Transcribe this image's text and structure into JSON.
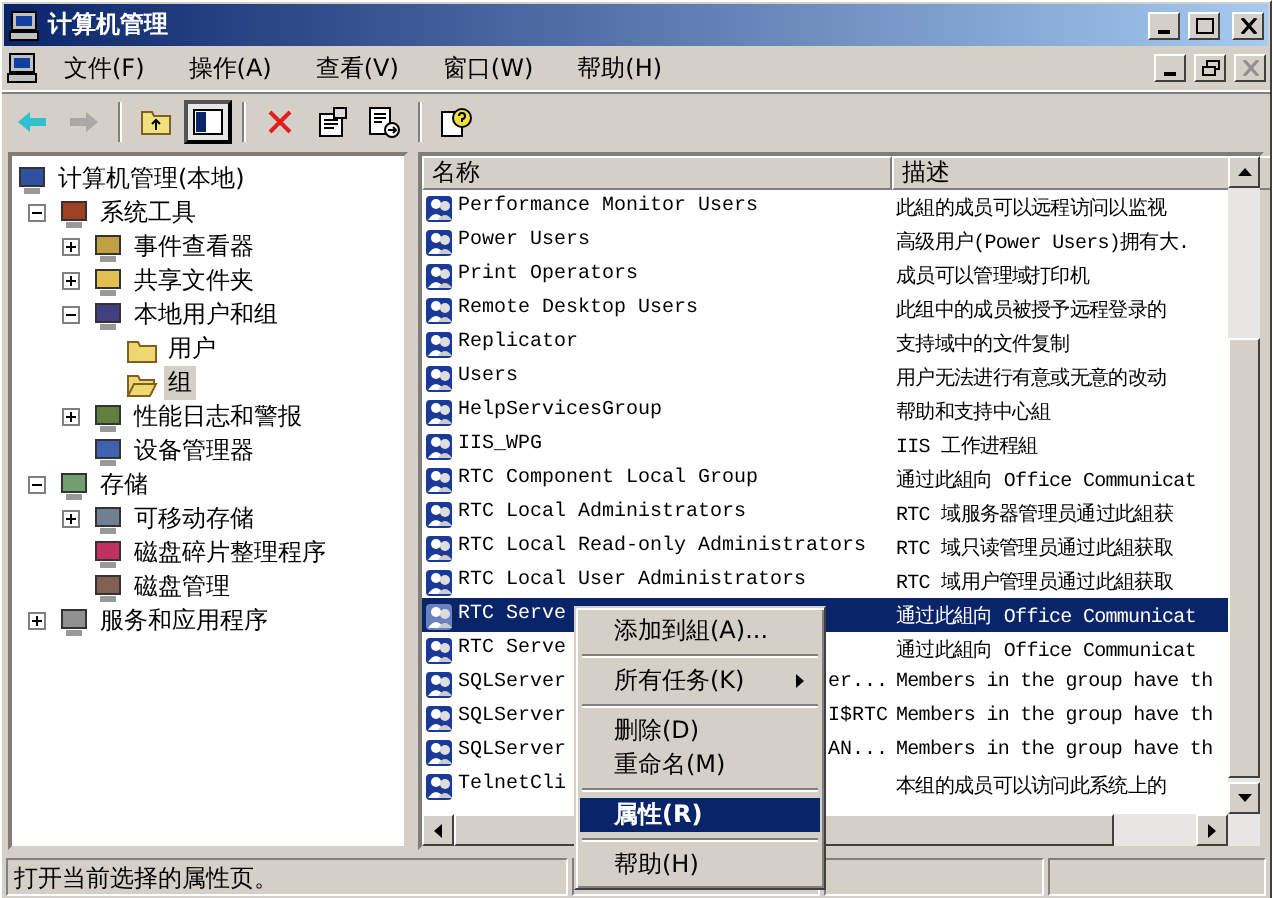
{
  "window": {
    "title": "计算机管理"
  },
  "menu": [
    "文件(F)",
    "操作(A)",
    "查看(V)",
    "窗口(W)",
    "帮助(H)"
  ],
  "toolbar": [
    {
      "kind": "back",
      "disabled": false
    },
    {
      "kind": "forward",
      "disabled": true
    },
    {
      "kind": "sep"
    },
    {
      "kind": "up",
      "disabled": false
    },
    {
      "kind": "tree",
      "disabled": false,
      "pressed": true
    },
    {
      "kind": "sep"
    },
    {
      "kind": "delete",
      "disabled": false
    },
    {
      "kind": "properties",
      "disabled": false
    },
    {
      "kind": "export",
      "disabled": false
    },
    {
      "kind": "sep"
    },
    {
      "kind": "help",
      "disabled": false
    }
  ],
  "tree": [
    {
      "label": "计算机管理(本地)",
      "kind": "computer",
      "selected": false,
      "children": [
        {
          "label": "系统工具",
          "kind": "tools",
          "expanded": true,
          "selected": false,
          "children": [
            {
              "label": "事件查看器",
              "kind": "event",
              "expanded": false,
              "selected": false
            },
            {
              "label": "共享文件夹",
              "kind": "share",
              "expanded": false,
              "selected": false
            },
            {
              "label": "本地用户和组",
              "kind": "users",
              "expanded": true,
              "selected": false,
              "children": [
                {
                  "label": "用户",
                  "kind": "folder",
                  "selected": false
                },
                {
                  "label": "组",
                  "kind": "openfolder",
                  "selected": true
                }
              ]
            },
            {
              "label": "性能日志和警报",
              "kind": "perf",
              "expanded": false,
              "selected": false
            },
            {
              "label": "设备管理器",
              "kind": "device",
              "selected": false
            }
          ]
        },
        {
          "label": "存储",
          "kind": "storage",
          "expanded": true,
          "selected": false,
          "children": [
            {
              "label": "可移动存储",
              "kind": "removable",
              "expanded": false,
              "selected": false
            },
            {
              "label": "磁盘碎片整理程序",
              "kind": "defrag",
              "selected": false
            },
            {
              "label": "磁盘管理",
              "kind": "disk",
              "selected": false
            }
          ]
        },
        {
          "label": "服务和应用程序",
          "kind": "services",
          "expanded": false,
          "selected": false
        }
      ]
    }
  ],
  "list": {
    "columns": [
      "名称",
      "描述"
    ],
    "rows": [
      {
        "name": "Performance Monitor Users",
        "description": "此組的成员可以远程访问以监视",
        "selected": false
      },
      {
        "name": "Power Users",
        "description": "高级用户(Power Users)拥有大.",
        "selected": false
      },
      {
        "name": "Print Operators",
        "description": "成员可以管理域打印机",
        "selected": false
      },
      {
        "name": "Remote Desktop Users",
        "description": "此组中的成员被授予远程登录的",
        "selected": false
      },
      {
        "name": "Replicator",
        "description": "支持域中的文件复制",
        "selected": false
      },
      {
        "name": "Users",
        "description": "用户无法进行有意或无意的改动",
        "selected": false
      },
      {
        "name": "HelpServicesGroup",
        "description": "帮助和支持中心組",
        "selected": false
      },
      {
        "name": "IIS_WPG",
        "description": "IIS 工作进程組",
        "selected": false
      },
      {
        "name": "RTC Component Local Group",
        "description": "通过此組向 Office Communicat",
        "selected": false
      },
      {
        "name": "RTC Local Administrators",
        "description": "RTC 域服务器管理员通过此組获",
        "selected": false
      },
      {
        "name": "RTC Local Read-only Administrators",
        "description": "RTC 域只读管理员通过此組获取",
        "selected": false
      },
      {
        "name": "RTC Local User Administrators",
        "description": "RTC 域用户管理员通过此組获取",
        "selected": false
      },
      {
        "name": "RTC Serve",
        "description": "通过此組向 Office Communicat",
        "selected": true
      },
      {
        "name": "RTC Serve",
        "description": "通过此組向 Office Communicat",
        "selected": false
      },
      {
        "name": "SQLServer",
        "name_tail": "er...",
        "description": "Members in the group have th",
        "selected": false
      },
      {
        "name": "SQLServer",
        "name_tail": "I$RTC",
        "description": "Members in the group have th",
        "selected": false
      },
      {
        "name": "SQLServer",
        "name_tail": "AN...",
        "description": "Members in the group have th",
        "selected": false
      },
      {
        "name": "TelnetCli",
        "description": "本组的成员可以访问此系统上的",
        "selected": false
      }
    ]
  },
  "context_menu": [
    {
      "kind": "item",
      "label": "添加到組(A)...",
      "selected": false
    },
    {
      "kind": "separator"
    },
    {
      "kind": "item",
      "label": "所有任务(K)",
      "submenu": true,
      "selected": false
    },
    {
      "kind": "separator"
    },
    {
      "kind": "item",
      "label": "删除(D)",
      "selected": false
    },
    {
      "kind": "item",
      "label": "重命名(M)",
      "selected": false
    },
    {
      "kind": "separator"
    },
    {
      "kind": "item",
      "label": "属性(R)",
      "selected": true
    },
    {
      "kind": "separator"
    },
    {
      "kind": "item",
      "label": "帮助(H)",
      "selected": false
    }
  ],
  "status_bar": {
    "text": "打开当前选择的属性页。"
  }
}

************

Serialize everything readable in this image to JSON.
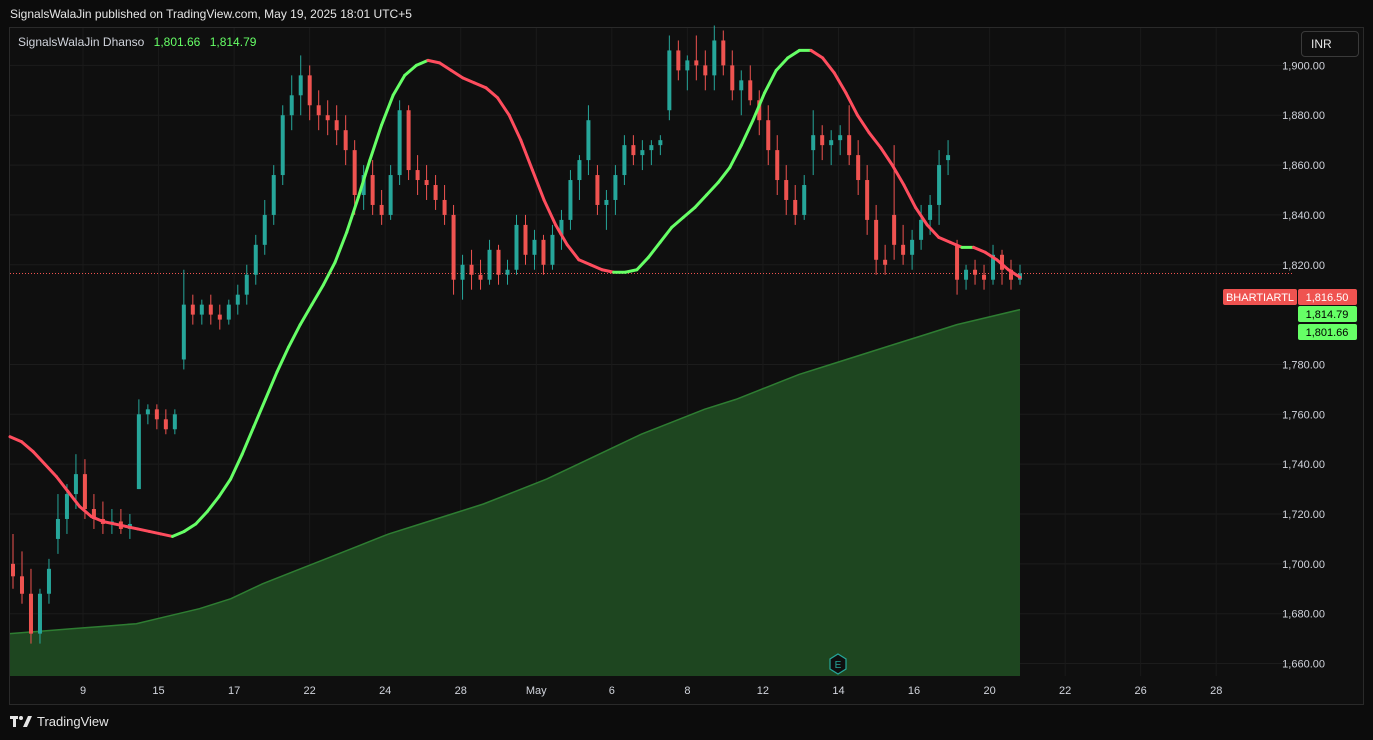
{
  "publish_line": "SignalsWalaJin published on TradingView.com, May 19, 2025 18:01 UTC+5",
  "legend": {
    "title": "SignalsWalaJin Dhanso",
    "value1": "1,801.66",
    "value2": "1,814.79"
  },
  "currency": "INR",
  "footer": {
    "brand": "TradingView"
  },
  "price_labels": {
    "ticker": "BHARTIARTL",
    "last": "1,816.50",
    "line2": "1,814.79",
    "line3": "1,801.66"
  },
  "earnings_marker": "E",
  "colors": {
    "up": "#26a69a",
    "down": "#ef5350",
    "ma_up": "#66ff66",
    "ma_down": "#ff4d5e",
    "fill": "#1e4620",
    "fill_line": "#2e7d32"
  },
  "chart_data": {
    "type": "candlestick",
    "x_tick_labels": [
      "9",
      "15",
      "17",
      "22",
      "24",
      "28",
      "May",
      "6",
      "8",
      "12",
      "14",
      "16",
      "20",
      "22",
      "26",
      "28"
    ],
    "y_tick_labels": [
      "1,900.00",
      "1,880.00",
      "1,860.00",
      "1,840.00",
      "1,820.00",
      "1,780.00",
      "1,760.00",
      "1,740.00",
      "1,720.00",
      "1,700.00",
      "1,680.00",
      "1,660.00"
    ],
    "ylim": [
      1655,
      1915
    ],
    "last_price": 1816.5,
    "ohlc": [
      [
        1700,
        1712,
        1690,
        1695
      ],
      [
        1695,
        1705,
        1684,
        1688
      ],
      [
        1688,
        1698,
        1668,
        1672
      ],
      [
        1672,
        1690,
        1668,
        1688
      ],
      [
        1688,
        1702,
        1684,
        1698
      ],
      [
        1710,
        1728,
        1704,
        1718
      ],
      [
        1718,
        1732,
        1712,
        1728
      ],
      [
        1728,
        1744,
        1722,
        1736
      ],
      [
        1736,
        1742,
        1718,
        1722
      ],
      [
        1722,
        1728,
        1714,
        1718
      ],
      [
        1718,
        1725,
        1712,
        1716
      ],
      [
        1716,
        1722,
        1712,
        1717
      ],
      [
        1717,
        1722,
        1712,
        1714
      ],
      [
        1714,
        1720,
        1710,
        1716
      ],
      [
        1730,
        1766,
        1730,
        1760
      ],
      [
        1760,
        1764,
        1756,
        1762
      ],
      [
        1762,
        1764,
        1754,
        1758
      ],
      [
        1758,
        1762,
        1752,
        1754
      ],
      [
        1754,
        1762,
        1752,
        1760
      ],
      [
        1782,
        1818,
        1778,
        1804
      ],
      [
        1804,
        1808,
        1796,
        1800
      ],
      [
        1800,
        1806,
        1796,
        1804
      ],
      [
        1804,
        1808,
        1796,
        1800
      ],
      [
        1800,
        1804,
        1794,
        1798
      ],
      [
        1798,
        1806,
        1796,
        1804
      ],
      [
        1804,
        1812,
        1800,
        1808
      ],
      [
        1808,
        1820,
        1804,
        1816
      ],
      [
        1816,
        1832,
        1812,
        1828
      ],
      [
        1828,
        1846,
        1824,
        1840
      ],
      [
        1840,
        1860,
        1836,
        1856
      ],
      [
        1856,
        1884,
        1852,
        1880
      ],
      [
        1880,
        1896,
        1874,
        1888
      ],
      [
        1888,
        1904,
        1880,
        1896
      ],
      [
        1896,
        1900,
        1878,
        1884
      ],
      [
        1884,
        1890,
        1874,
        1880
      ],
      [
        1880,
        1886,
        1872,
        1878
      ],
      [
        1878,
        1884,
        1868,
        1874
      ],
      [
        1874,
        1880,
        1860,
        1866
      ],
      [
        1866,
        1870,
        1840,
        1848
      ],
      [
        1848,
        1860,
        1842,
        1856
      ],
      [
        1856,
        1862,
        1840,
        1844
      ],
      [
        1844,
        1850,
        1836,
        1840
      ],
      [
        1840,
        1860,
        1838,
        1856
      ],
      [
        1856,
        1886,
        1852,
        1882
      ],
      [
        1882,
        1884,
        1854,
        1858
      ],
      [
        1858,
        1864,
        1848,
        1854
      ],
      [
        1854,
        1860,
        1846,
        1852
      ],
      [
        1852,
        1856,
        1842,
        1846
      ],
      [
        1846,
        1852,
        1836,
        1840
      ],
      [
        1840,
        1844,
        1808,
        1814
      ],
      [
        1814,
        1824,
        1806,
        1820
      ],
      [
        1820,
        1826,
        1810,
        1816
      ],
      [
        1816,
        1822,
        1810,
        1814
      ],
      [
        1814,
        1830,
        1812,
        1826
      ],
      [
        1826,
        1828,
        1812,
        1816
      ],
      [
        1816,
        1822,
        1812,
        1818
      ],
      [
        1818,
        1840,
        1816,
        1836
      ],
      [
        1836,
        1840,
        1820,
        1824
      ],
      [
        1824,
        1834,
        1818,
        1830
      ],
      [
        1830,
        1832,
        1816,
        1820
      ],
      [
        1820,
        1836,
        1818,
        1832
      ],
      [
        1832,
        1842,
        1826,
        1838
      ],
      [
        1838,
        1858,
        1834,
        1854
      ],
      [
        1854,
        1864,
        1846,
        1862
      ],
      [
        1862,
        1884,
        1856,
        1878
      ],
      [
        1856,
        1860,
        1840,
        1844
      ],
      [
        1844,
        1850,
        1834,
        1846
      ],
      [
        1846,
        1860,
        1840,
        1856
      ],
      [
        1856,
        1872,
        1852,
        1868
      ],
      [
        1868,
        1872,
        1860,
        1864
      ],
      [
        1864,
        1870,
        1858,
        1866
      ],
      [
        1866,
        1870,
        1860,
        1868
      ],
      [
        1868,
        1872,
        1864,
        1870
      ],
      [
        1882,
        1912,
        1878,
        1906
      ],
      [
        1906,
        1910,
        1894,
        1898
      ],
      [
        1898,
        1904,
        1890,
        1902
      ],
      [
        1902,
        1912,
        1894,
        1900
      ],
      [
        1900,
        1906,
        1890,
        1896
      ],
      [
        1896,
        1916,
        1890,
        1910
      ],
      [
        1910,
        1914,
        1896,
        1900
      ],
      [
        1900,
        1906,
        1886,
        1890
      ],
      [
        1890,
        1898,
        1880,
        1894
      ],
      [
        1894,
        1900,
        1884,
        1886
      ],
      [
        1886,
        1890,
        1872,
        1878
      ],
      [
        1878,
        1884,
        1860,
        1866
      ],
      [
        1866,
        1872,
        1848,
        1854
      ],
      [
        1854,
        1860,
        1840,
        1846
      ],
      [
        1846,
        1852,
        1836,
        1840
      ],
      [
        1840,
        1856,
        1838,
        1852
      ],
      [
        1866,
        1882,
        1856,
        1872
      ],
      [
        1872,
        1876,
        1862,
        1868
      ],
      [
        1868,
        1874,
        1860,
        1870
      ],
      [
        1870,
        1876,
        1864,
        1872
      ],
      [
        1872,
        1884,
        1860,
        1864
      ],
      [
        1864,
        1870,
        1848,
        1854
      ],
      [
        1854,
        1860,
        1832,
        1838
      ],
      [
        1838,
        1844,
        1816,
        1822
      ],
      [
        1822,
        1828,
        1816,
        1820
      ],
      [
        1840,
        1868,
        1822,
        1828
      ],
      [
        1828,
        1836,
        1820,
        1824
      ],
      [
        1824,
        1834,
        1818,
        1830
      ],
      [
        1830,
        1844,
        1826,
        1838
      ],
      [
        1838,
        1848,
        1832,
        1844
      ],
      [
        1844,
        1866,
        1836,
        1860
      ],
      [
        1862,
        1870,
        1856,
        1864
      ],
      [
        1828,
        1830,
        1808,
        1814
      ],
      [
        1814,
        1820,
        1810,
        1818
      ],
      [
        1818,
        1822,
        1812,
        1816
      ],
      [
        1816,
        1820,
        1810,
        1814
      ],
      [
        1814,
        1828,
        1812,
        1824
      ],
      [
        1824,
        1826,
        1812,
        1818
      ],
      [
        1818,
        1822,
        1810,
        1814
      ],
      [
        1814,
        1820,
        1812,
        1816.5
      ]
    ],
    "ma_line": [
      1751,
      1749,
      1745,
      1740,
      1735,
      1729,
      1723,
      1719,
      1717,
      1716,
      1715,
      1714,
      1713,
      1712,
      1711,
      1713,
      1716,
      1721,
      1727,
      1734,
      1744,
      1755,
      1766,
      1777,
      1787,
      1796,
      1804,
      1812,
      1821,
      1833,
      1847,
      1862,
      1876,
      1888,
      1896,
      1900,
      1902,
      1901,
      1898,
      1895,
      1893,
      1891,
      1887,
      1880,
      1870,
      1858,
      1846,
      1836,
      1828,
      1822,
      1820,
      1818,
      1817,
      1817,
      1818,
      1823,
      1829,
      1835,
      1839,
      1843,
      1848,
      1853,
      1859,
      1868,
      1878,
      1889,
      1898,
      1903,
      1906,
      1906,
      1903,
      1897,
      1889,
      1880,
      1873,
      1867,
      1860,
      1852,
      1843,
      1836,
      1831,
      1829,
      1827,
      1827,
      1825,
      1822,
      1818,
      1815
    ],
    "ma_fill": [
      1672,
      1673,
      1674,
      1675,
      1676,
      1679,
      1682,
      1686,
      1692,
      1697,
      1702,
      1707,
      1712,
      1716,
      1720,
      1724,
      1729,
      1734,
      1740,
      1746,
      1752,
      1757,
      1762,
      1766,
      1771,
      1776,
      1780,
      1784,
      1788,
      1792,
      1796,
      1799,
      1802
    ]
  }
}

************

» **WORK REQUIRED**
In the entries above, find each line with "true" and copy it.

» **SOLVED PROBLEM**
      "disabled": true
      "pressed": true
          "expanded": true,
              "expanded": true,
                  "selected": true
          "expanded": true,
        "selected": true
      "submenu": true,
      "selected": true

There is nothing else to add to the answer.